Underground Storage of CO2 : Attempts to Eliminate Carbon Emissions

by Nour Bundogji

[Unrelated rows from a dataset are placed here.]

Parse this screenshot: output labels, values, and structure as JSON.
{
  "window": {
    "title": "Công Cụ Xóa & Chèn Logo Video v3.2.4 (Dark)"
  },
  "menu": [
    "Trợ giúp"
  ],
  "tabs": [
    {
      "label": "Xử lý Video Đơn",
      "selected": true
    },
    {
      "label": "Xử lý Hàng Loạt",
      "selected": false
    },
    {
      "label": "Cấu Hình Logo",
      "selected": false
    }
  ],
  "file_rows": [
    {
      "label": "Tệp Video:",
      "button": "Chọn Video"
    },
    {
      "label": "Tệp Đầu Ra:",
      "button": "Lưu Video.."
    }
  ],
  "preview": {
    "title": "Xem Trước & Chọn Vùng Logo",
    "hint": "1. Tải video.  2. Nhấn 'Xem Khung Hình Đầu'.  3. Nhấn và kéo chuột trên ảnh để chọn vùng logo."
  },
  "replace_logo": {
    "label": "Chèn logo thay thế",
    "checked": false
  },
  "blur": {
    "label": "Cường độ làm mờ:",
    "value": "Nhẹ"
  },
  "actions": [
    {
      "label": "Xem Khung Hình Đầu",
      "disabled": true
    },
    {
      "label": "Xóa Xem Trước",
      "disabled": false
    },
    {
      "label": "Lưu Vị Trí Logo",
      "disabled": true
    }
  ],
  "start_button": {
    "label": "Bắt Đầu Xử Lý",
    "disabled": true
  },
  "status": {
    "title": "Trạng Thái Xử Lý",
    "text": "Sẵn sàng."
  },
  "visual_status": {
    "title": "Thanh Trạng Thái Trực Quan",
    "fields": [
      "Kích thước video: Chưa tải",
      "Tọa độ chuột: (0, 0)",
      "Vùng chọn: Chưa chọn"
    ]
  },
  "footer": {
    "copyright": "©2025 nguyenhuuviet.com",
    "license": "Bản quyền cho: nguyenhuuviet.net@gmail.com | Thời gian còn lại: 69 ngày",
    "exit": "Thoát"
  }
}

Postdoctoral researcher Yossi Cohen and Professor of Geophysics Daniel Rothman, at Massachusetts Institute of Technology, recently published an article in the Royal Society Proceedings on the effectiveness of storing carbon dioxide underground in an effort to decrease carbon emissions in our atmosphere. When I first read this I immediately envisioned suction cups elevated high into earth’s atmosphere connected to long pipes extended deep within earth’s crust. Yet, you guessed it, the technology is quite different. Instead, greenhouse gases emitted by coal-fired power plants would be pumped into salt caverns 7,000 feet underground where these gases would react with the salt water and solidify (Cohen and Rothman, 2015). The U.S. Environmental Protection agency estimated that this technology could eliminate up to 90 percent of carbon emissions from coal-fired facilities. Considering the current state of our ozone layer and the drastic climate changes we’ve been experiencing these past years, this seems like a promising step forward in saving our environment. However, commentators on this technology, like Christopher Martin from Bloomberg, pointed out a few flaws. I knew it was too good to be true. Continue reading